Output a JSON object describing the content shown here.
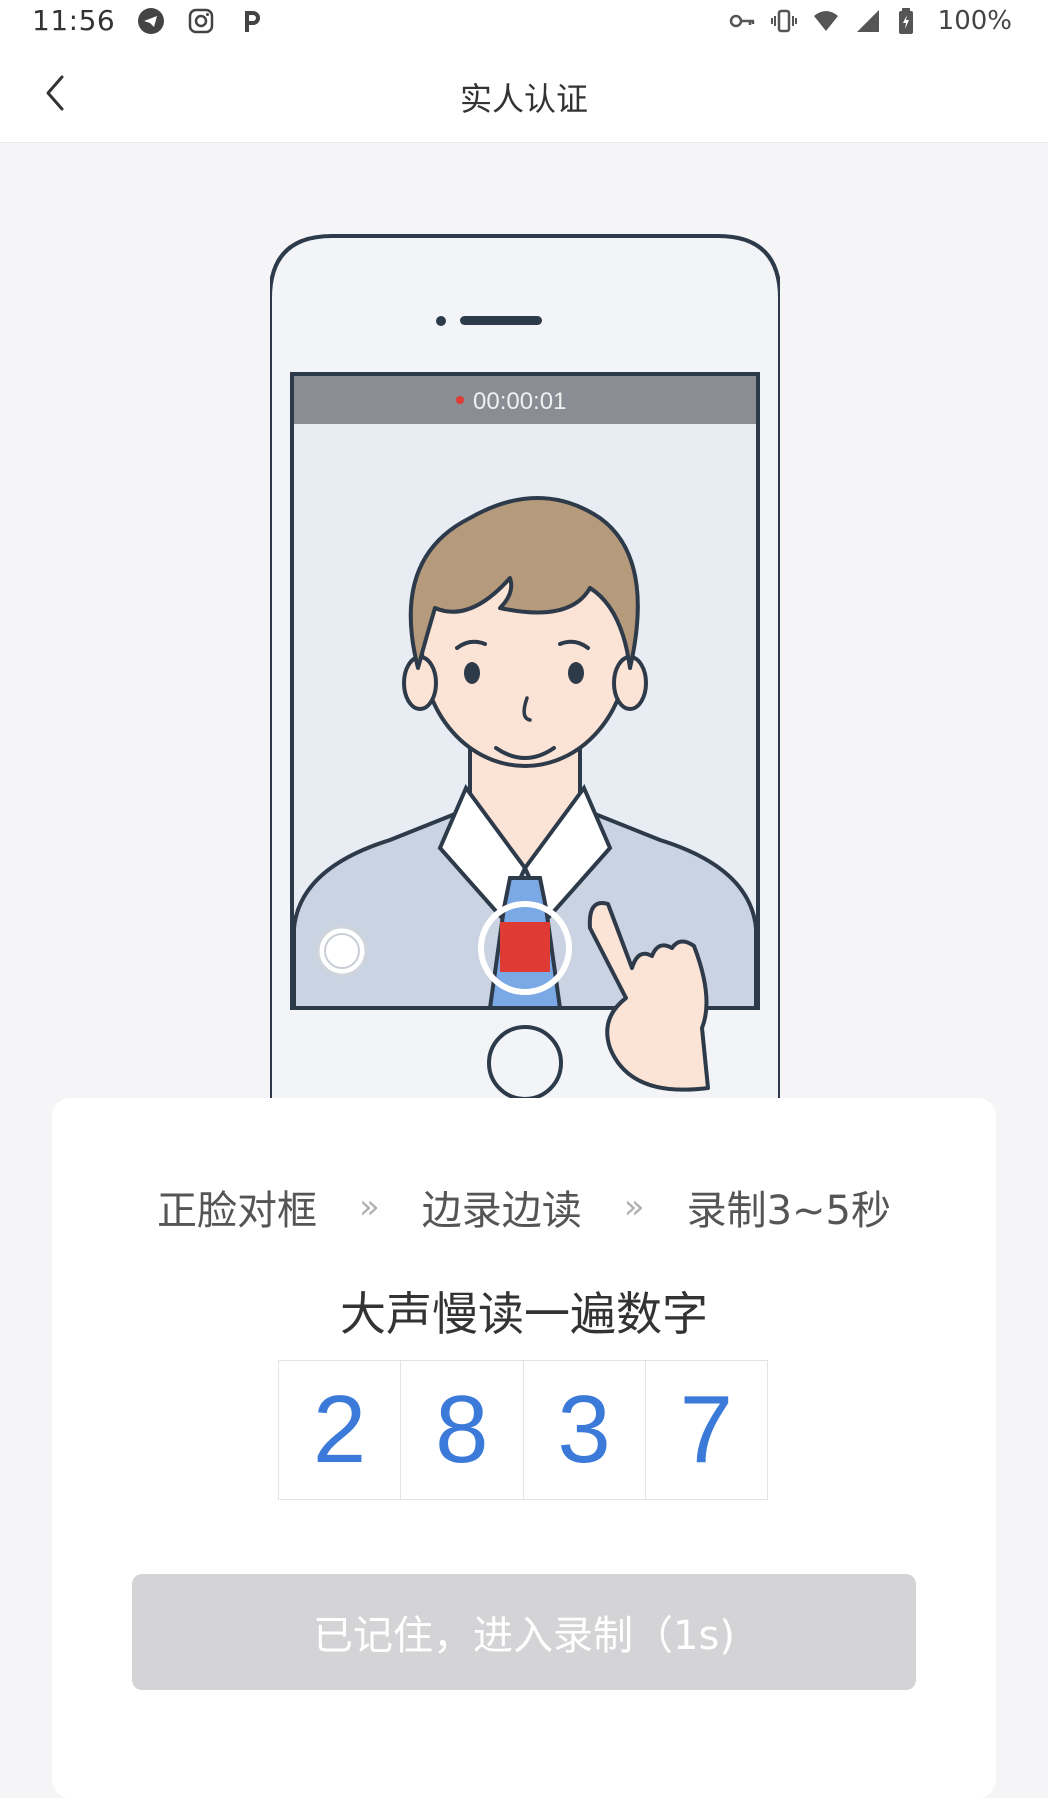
{
  "status_bar": {
    "time": "11:56",
    "battery_text": "100%",
    "icons_left": [
      "telegram-icon",
      "instagram-icon",
      "p-icon"
    ],
    "icons_right": [
      "key-icon",
      "vibrate-icon",
      "wifi-icon",
      "signal-icon",
      "battery-icon"
    ]
  },
  "navbar": {
    "title": "实人认证",
    "back_icon": "chevron-left-icon"
  },
  "illustration": {
    "recording_time": "00:00:01",
    "accent_red": "#e03a35",
    "tie_blue": "#7aa9e6"
  },
  "card": {
    "steps": [
      {
        "label": "正脸对框"
      },
      {
        "label": "边录边读"
      },
      {
        "label": "录制3~5秒"
      }
    ],
    "step_separator": "»",
    "instruction": "大声慢读一遍数字",
    "digits": [
      "2",
      "8",
      "3",
      "7"
    ],
    "button_label": "已记住，进入录制（1s)"
  },
  "colors": {
    "digit_blue": "#3b7ad9",
    "button_disabled": "#d4d4d6",
    "background": "#f5f5f7"
  }
}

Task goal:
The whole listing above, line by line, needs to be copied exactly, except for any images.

Solution to the exercise:
Output a JSON object describing the content shown here.
{
  "status_bar": {
    "time": "11:56",
    "battery_text": "100%",
    "icons_left": [
      "telegram-icon",
      "instagram-icon",
      "p-icon"
    ],
    "icons_right": [
      "key-icon",
      "vibrate-icon",
      "wifi-icon",
      "signal-icon",
      "battery-icon"
    ]
  },
  "navbar": {
    "title": "实人认证",
    "back_icon": "chevron-left-icon"
  },
  "illustration": {
    "recording_time": "00:00:01",
    "accent_red": "#e03a35",
    "tie_blue": "#7aa9e6"
  },
  "card": {
    "steps": [
      {
        "label": "正脸对框"
      },
      {
        "label": "边录边读"
      },
      {
        "label": "录制3~5秒"
      }
    ],
    "step_separator": "»",
    "instruction": "大声慢读一遍数字",
    "digits": [
      "2",
      "8",
      "3",
      "7"
    ],
    "button_label": "已记住，进入录制（1s)"
  },
  "colors": {
    "digit_blue": "#3b7ad9",
    "button_disabled": "#d4d4d6",
    "background": "#f5f5f7"
  }
}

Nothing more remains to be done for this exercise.